Through the years, members of our chapter have come from a variety of professional fields including business, government, education, medicine, law, finance, technology, sales, marketing, healthcare, real estate, engineering, and public affairs. Many of our members are either senior managers of major corporations or entrepreneurs operating their own successful businesses. Still others are Board Members of Fortune 500 companies and/or well recognized non-profit organizations. More importantly, our members have been those who possess a strong sense of entitlement to give back to their local community which is in-line with the core values of the organization.

The founding members of the 100 Black Men of the Bay Area are:

  • Carl D. Washington (deceased)
  • Will Bass (deceased)
  • Lloyd A. Lawrence, Jr.
  • Robert C. Brackins II
  • Earl H. White (deceased)
  • Len Canty (deceased)
  • Willis T. White
  • James W. Thigpen (deceased)
  • Gene Nash (deceased)
  • Dr. Barry E. Breaux, MD
  • Walter Shervington, MD (deceased)
  • John Douglas

The three founding members who are still active with the organization are Lloyd A. Lawrence, Jr., Robert C. Brackins II, and Dr. Barry E. Breaux, MD.

Since the founding of the 100 Black Men of the Bay Area in 1988, the chapter presidents have been:

  • Carl D. Washington 1988 – 1989
  • Len Canty 1989 – 1990
  • Will Bass 1990 – 1992
  • Lloyd A. Lawrence, Jr. 1992 – 1994
  • James W. Thigpen 1994 – 1995
  • Jake Sloan 1995 – 1996
  • Alfred Reynolds 1996 – 1997
  • Ronald Busby 1997 – 1998
  • Lloyd A. Lawrence, Jr. 1998 – 1999
  • Mark A. Jones, Sr. 2000 – 2001
  • Dr. Phillip Saddler, DDS 2002 – 2003
  • Jake Sloan 2004 – 2005
  • Daryle L. Whyte 2005 – 2009
  • Dr. Mark Alexander, PhD 2009 – 2012
  • Carl Hackney 2012 – 2013
  • Frank A. Tucker 2014 – 2016
  • Muhammad A. Nadhiri 2017 – Present

The 100 Black Men of the Bay Area has the following primary objectives which are in-line with the national “Four for the Future” signature programs:

Mentoring – to serve as role models and mentors for our youth
Education – to provide scholarships assistance for our youth
Economic Development – to promote economic development in our community
Health & Wellness – to promote health & wellness and non-violence

In 1992, the 100 Black Men of the Bay Area established the Young Black Scholar Program and hosted the first statewide Young Black Scholars Conference in June 1993. The Young Black Scholar Program continues to be the cornerstone of the Chapter Role Modeling, Mentoring, Scholarship, and Fundraising endeavors.

Each year, scholarship awards and financial assistance is given to students throughout the San Francisco Bay Area.
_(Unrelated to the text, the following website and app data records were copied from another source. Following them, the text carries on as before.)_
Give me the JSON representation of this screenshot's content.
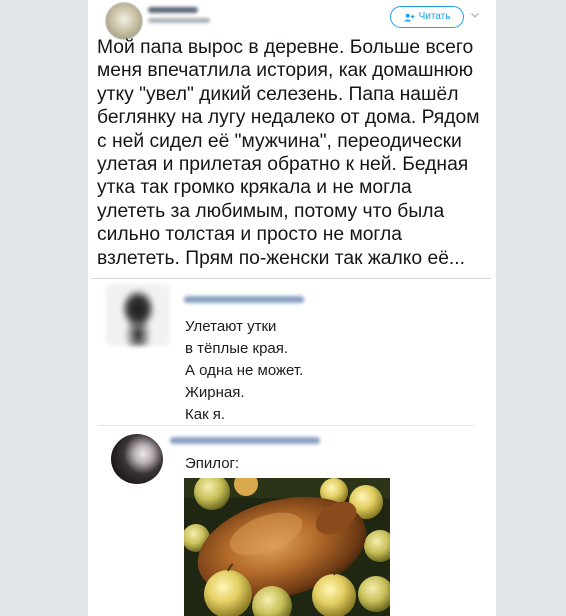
{
  "tweet": {
    "follow_label": "Читать",
    "text": "Мой папа вырос в деревне. Больше всего\nменя впечатлила история, как домашнюю\nутку \"увел\" дикий селезень. Папа нашёл\nбеглянку на лугу недалеко от дома. Рядом\nс ней сидел её \"мужчина\", переодически\nулетая и прилетая обратно к ней. Бедная\nутка так громко крякала и не могла\nулететь за любимым, потому что была\nсильно толстая и просто не могла\nвзлететь. Прям по-женски так жалко её..."
  },
  "replies": [
    {
      "text": "Улетают утки\nв тёплые края.\nА одна не может.\nЖирная.\nКак я."
    },
    {
      "text": "Эпилог:",
      "image": "roast-duck-with-apples"
    }
  ],
  "colors": {
    "accent": "#1da1f2",
    "page_bg": "#e4e7ea"
  }
}
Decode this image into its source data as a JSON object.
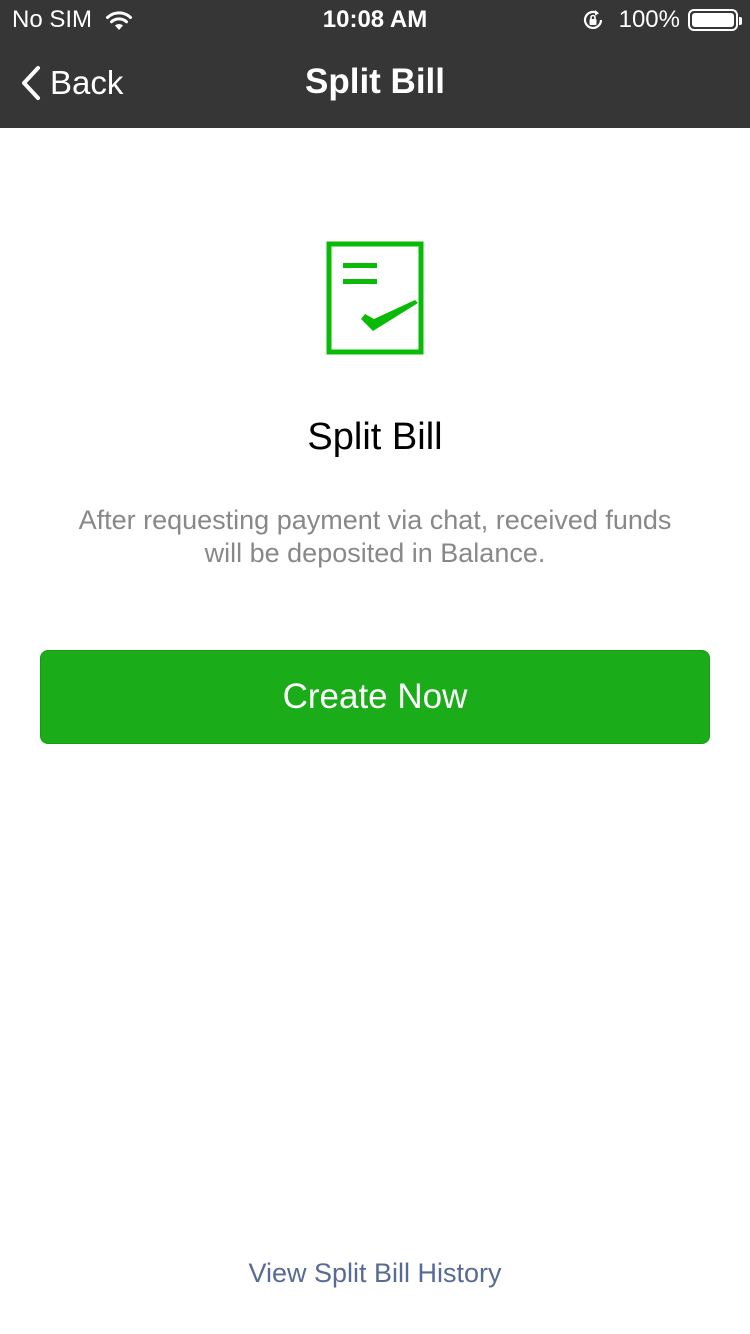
{
  "status_bar": {
    "carrier": "No SIM",
    "time": "10:08 AM",
    "battery": "100%",
    "icons": [
      "wifi-icon",
      "rotation-lock-icon",
      "battery-icon"
    ]
  },
  "navbar": {
    "back_label": "Back",
    "title": "Split Bill"
  },
  "main": {
    "icon": "bill-check-icon",
    "heading": "Split Bill",
    "description": "After requesting payment via chat, received funds will be deposited in Balance.",
    "create_button_label": "Create Now",
    "history_link": "View Split Bill History"
  },
  "colors": {
    "navbar_bg": "#363636",
    "accent_green": "#1aad19",
    "icon_green": "#09bb07",
    "link_blue": "#576b95",
    "secondary_text": "#888888"
  }
}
Awards are given out each year typically at our Annual Scholarship Luncheon which takes place in June and our Annual Christmas Kwanzaa Awards Gala which occurs in December.

In July 1993, the San Francisco Business and Professional Women recognized the 100 Black Men of the Bay Area as the “Civic Organization of the Year”. December 18, 1993 was proclaimed “100 Black Men Day” in California by the Governor of the State.

In 1994, the Young Black Scholars Program was expanded to include the adoption of two schools, the S.R. Martin College Preparatory School in San Francisco and Frick Middle School in Oakland. Members of the chapter provide Mentoring, Role Modeling and Life Coaching to students at these schools with the goal to help make them more successful in their studies and in their professional careers.

In 1998, the 100 Black Men of the Bay Area partnered with the task force on the education of African American students of the Oakland Unified School District. This partnership allows us to reach even more students throughout the entire school district.